Nigeria has surpassed South Africa as Africaâ€™s largest economy, according to reports, with the West African countryâ€™s GDP at more than $500 billion. The new value of the economy includes new data from sectors including telecommunications, airlines, information technology and particularly, Nollywood, the countryâ€™s film industry, now accounts for about 1.3% of total output.
â€œIt comes as no surprise data from Nollywood has been included in the recalculated GDP figures for Nigeria,” said Jason Njoku, co-founder and CEO of iROKOtv, the VC-backed Video-On-Demand (VOD) platform for Nollywood movies. “It has been growing steadily for the past 20 years and can legitimately be uttered in the same breath as the likes of Hollywood and Nollywood when it comes to movie output data, with some 1,500-2,000 movies being made every year.”
â€œNollywood is the most hard working, brutal and dynamic of industries that Nigeria has spawned,” he added. “It is an economic miracle that the industry has not only flourished, but grown exponentially, considering the conservative budgets movie producers have to work with, as well as the antiquated methods of distribution that held the industry back for so many years.” Since 2010, iROKOtv has secured a total of $21 million in funding, making it one of the top-funded startups in Africa.

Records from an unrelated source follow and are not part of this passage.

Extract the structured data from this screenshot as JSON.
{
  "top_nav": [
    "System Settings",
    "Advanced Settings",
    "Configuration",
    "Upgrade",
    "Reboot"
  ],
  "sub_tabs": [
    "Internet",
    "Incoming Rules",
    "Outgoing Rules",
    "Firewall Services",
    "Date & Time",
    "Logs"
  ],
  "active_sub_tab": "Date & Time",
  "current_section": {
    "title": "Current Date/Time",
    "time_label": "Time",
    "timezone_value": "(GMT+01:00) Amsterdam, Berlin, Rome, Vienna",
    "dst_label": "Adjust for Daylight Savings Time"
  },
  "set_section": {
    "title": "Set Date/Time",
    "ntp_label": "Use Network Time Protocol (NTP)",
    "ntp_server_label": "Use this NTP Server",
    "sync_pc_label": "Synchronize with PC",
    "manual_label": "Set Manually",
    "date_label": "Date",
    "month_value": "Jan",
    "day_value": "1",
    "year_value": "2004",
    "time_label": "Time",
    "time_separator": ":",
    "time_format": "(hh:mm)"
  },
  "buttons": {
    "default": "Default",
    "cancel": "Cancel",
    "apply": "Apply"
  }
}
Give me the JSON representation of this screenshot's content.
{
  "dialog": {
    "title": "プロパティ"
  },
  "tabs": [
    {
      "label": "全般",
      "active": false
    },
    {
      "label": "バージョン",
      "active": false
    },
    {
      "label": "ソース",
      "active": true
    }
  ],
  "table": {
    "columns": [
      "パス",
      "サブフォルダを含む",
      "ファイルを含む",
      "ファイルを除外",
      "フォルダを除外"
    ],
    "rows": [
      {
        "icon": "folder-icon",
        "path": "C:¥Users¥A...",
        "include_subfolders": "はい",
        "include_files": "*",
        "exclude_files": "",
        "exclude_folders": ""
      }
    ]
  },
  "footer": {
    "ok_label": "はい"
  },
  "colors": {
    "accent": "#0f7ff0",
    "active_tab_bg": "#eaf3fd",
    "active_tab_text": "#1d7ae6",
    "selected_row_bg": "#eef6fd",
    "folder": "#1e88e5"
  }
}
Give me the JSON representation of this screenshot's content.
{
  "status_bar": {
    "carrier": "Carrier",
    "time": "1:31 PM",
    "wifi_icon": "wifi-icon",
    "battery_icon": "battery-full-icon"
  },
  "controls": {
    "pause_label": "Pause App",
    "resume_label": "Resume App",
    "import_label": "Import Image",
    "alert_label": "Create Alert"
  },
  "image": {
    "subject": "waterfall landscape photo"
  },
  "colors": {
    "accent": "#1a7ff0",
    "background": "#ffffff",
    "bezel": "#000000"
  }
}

With Nollywood being a growing industry that has widespread reach via its consumers and professionals in Africa, the Caribbean and Europe, the new numbers hint at possibilities for job growth and entrepreneurship in the industry. Forbes contributor Mfonobong Nsehe and many other industry watchers hint at this. “Nollywood is coming of age; its producers and other leading lights are more ambitious than ever before, and they are catching up with Hollywood, slowly albeit steadily. With time, the industry will be rewarded with the critical reception it currently lacks among great world cinema,” Neshe writes.